- Opening Delimiter -

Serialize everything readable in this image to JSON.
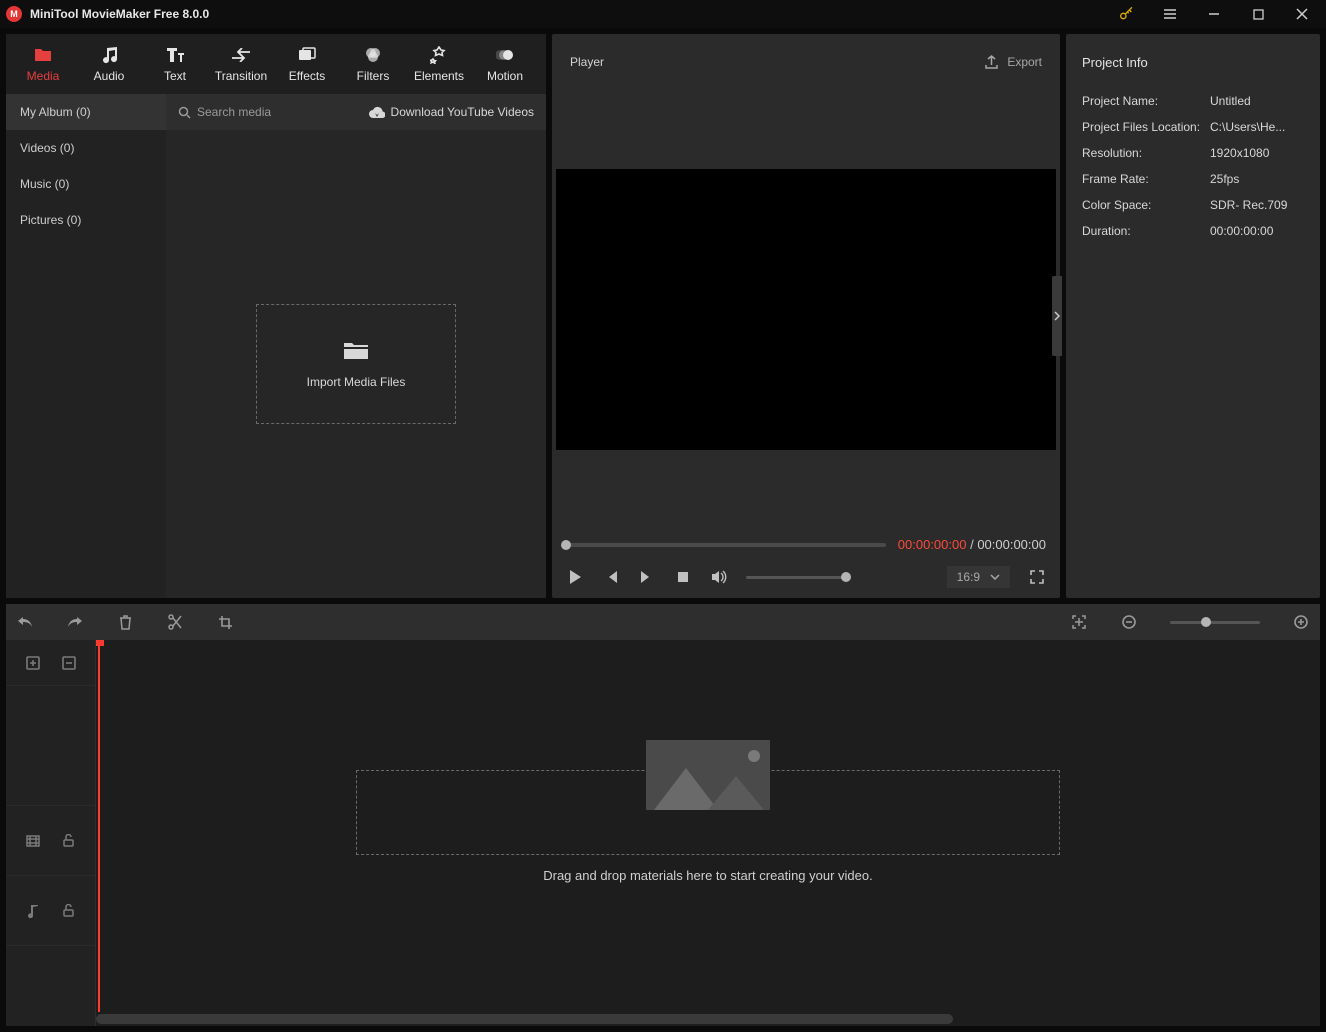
{
  "title_bar": {
    "title": "MiniTool MovieMaker Free 8.0.0"
  },
  "top_tabs": [
    {
      "label": "Media",
      "icon": "folder-icon",
      "active": true
    },
    {
      "label": "Audio",
      "icon": "music-note-icon",
      "active": false
    },
    {
      "label": "Text",
      "icon": "text-icon",
      "active": false
    },
    {
      "label": "Transition",
      "icon": "transition-icon",
      "active": false
    },
    {
      "label": "Effects",
      "icon": "effects-icon",
      "active": false
    },
    {
      "label": "Filters",
      "icon": "filters-icon",
      "active": false
    },
    {
      "label": "Elements",
      "icon": "elements-icon",
      "active": false
    },
    {
      "label": "Motion",
      "icon": "motion-icon",
      "active": false
    }
  ],
  "media_side": [
    {
      "label": "My Album (0)",
      "selected": true
    },
    {
      "label": "Videos (0)",
      "selected": false
    },
    {
      "label": "Music (0)",
      "selected": false
    },
    {
      "label": "Pictures (0)",
      "selected": false
    }
  ],
  "media_toolbar": {
    "search_placeholder": "Search media",
    "download_label": "Download YouTube Videos"
  },
  "import_box": {
    "label": "Import Media Files"
  },
  "player": {
    "title": "Player",
    "export_label": "Export",
    "current_time": "00:00:00:00",
    "separator": " / ",
    "total_time": "00:00:00:00",
    "aspect_label": "16:9"
  },
  "project_info": {
    "title": "Project Info",
    "rows": [
      {
        "k": "Project Name:",
        "v": "Untitled"
      },
      {
        "k": "Project Files Location:",
        "v": "C:\\Users\\He..."
      },
      {
        "k": "Resolution:",
        "v": "1920x1080"
      },
      {
        "k": "Frame Rate:",
        "v": "25fps"
      },
      {
        "k": "Color Space:",
        "v": "SDR- Rec.709"
      },
      {
        "k": "Duration:",
        "v": "00:00:00:00"
      }
    ]
  },
  "timeline": {
    "hint": "Drag and drop materials here to start creating your video."
  }
}
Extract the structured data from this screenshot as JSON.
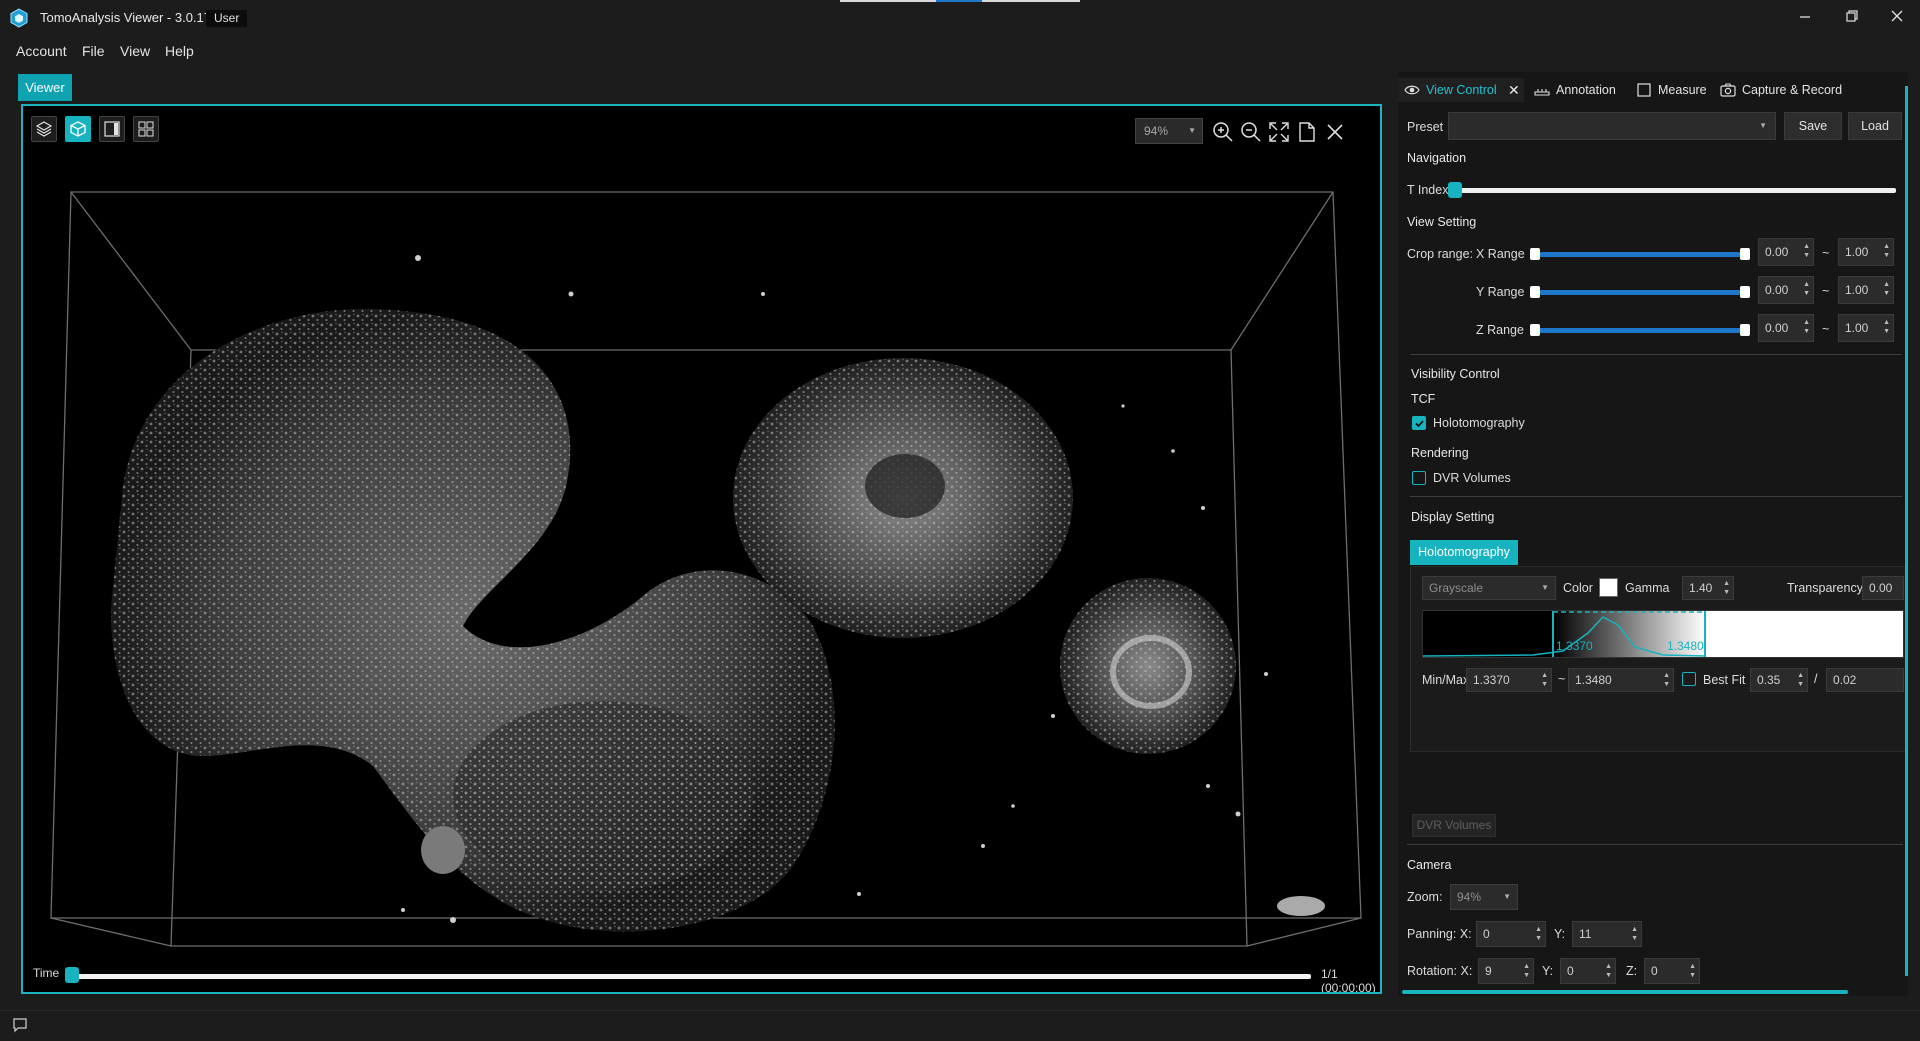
{
  "app": {
    "title": "TomoAnalysis Viewer - 3.0.17",
    "user_badge": "User",
    "logo_icon": "hexagon-logo-icon"
  },
  "window_controls": [
    "minimize-icon",
    "restore-icon",
    "close-icon"
  ],
  "menu": [
    "Account",
    "File",
    "View",
    "Help"
  ],
  "viewer_tab": "Viewer",
  "viewport": {
    "zoom": "94%",
    "left_tools": [
      "layers-icon",
      "cube-3d-icon",
      "slice-layout-icon",
      "grid-layout-icon"
    ],
    "active_left_tool": "cube-3d-icon",
    "right_tools": [
      "zoom-in-icon",
      "zoom-out-icon",
      "fit-to-screen-icon",
      "document-icon",
      "close-icon"
    ],
    "time_label": "Time",
    "time_readout": "1/1 (00:00:00)",
    "time_progress": 0.0
  },
  "panel": {
    "tabs": [
      "View Control",
      "Annotation",
      "Measure",
      "Capture & Record"
    ],
    "tab_icons": [
      "eye-icon",
      "ruler-icon",
      "measure-icon",
      "camera-icon"
    ],
    "active_tab": "View Control",
    "preset_label": "Preset",
    "preset_value": "",
    "save_button": "Save",
    "load_button": "Load",
    "navigation": "Navigation",
    "t_index": "T Index",
    "t_index_value": 0.0,
    "view_setting": "View Setting",
    "crop_label": "Crop range:",
    "ranges": [
      {
        "label": "X Range",
        "min": "0.00",
        "max": "1.00"
      },
      {
        "label": "Y Range",
        "min": "0.00",
        "max": "1.00"
      },
      {
        "label": "Z Range",
        "min": "0.00",
        "max": "1.00"
      }
    ],
    "tilde": "~",
    "visibility_control": "Visibility Control",
    "tcf": "TCF",
    "holotomography_check": "Holotomography",
    "holotomography_checked": true,
    "rendering": "Rendering",
    "dvr_check": "DVR Volumes",
    "dvr_checked": false,
    "display_setting": "Display Setting",
    "holo_tab": "Holotomography",
    "colormap": "Grayscale",
    "color_label": "Color",
    "color_value": "#ffffff",
    "gamma_label": "Gamma",
    "gamma_value": "1.40",
    "transparency_label": "Transparency",
    "transparency_value": "0.00",
    "hist_min_label": "1.3370",
    "hist_max_label": "1.3480",
    "minmax_label": "Min/Max",
    "min_value": "1.3370",
    "max_value": "1.3480",
    "best_fit": "Best Fit",
    "best_fit_checked": false,
    "best_fit_value": "0.35",
    "slash": "/",
    "best_fit_value2": "0.02",
    "dvr_tab": "DVR Volumes",
    "camera": "Camera",
    "zoom_label": "Zoom:",
    "zoom_value": "94%",
    "panning_label": "Panning: X:",
    "panning_x": "0",
    "panning_y_label": "Y:",
    "panning_y": "11",
    "rotation_label": "Rotation: X:",
    "rotation_x": "9",
    "rotation_y_label": "Y:",
    "rotation_y": "0",
    "rotation_z_label": "Z:",
    "rotation_z": "0"
  },
  "status_icon": "chat-icon",
  "colors": {
    "accent": "#17b3bf",
    "slider_blue": "#1f77c9",
    "background": "#1c1c1c",
    "panel": "#161616"
  }
}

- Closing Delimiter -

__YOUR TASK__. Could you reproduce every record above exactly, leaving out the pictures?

__WRITTEN SOLUTION__.
Serialize everything readable in this image to JSON.
{
  "title_bar": {
    "title": "MiniTool MovieMaker Free 8.0.0"
  },
  "top_tabs": [
    {
      "label": "Media",
      "icon": "folder-icon",
      "active": true
    },
    {
      "label": "Audio",
      "icon": "music-note-icon",
      "active": false
    },
    {
      "label": "Text",
      "icon": "text-icon",
      "active": false
    },
    {
      "label": "Transition",
      "icon": "transition-icon",
      "active": false
    },
    {
      "label": "Effects",
      "icon": "effects-icon",
      "active": false
    },
    {
      "label": "Filters",
      "icon": "filters-icon",
      "active": false
    },
    {
      "label": "Elements",
      "icon": "elements-icon",
      "active": false
    },
    {
      "label": "Motion",
      "icon": "motion-icon",
      "active": false
    }
  ],
  "media_side": [
    {
      "label": "My Album (0)",
      "selected": true
    },
    {
      "label": "Videos (0)",
      "selected": false
    },
    {
      "label": "Music (0)",
      "selected": false
    },
    {
      "label": "Pictures (0)",
      "selected": false
    }
  ],
  "media_toolbar": {
    "search_placeholder": "Search media",
    "download_label": "Download YouTube Videos"
  },
  "import_box": {
    "label": "Import Media Files"
  },
  "player": {
    "title": "Player",
    "export_label": "Export",
    "current_time": "00:00:00:00",
    "separator": " / ",
    "total_time": "00:00:00:00",
    "aspect_label": "16:9"
  },
  "project_info": {
    "title": "Project Info",
    "rows": [
      {
        "k": "Project Name:",
        "v": "Untitled"
      },
      {
        "k": "Project Files Location:",
        "v": "C:\\Users\\He..."
      },
      {
        "k": "Resolution:",
        "v": "1920x1080"
      },
      {
        "k": "Frame Rate:",
        "v": "25fps"
      },
      {
        "k": "Color Space:",
        "v": "SDR- Rec.709"
      },
      {
        "k": "Duration:",
        "v": "00:00:00:00"
      }
    ]
  },
  "timeline": {
    "hint": "Drag and drop materials here to start creating your video."
  }
}
Extract the structured data from this screenshot as JSON.
{
  "app": {
    "title": "TomoAnalysis Viewer - 3.0.17",
    "user_badge": "User",
    "logo_icon": "hexagon-logo-icon"
  },
  "window_controls": [
    "minimize-icon",
    "restore-icon",
    "close-icon"
  ],
  "menu": [
    "Account",
    "File",
    "View",
    "Help"
  ],
  "viewer_tab": "Viewer",
  "viewport": {
    "zoom": "94%",
    "left_tools": [
      "layers-icon",
      "cube-3d-icon",
      "slice-layout-icon",
      "grid-layout-icon"
    ],
    "active_left_tool": "cube-3d-icon",
    "right_tools": [
      "zoom-in-icon",
      "zoom-out-icon",
      "fit-to-screen-icon",
      "document-icon",
      "close-icon"
    ],
    "time_label": "Time",
    "time_readout": "1/1 (00:00:00)",
    "time_progress": 0.0
  },
  "panel": {
    "tabs": [
      "View Control",
      "Annotation",
      "Measure",
      "Capture & Record"
    ],
    "tab_icons": [
      "eye-icon",
      "ruler-icon",
      "measure-icon",
      "camera-icon"
    ],
    "active_tab": "View Control",
    "preset_label": "Preset",
    "preset_value": "",
    "save_button": "Save",
    "load_button": "Load",
    "navigation": "Navigation",
    "t_index": "T Index",
    "t_index_value": 0.0,
    "view_setting": "View Setting",
    "crop_label": "Crop range:",
    "ranges": [
      {
        "label": "X Range",
        "min": "0.00",
        "max": "1.00"
      },
      {
        "label": "Y Range",
        "min": "0.00",
        "max": "1.00"
      },
      {
        "label": "Z Range",
        "min": "0.00",
        "max": "1.00"
      }
    ],
    "tilde": "~",
    "visibility_control": "Visibility Control",
    "tcf": "TCF",
    "holotomography_check": "Holotomography",
    "holotomography_checked": true,
    "rendering": "Rendering",
    "dvr_check": "DVR Volumes",
    "dvr_checked": false,
    "display_setting": "Display Setting",
    "holo_tab": "Holotomography",
    "colormap": "Grayscale",
    "color_label": "Color",
    "color_value": "#ffffff",
    "gamma_label": "Gamma",
    "gamma_value": "1.40",
    "transparency_label": "Transparency",
    "transparency_value": "0.00",
    "hist_min_label": "1.3370",
    "hist_max_label": "1.3480",
    "minmax_label": "Min/Max",
    "min_value": "1.3370",
    "max_value": "1.3480",
    "best_fit": "Best Fit",
    "best_fit_checked": false,
    "best_fit_value": "0.35",
    "slash": "/",
    "best_fit_value2": "0.02",
    "dvr_tab": "DVR Volumes",
    "camera": "Camera",
    "zoom_label": "Zoom:",
    "zoom_value": "94%",
    "panning_label": "Panning: X:",
    "panning_x": "0",
    "panning_y_label": "Y:",
    "panning_y": "11",
    "rotation_label": "Rotation: X:",
    "rotation_x": "9",
    "rotation_y_label": "Y:",
    "rotation_y": "0",
    "rotation_z_label": "Z:",
    "rotation_z": "0"
  },
  "status_icon": "chat-icon",
  "colors": {
    "accent": "#17b3bf",
    "slider_blue": "#1f77c9",
    "background": "#1c1c1c",
    "panel": "#161616"
  }
}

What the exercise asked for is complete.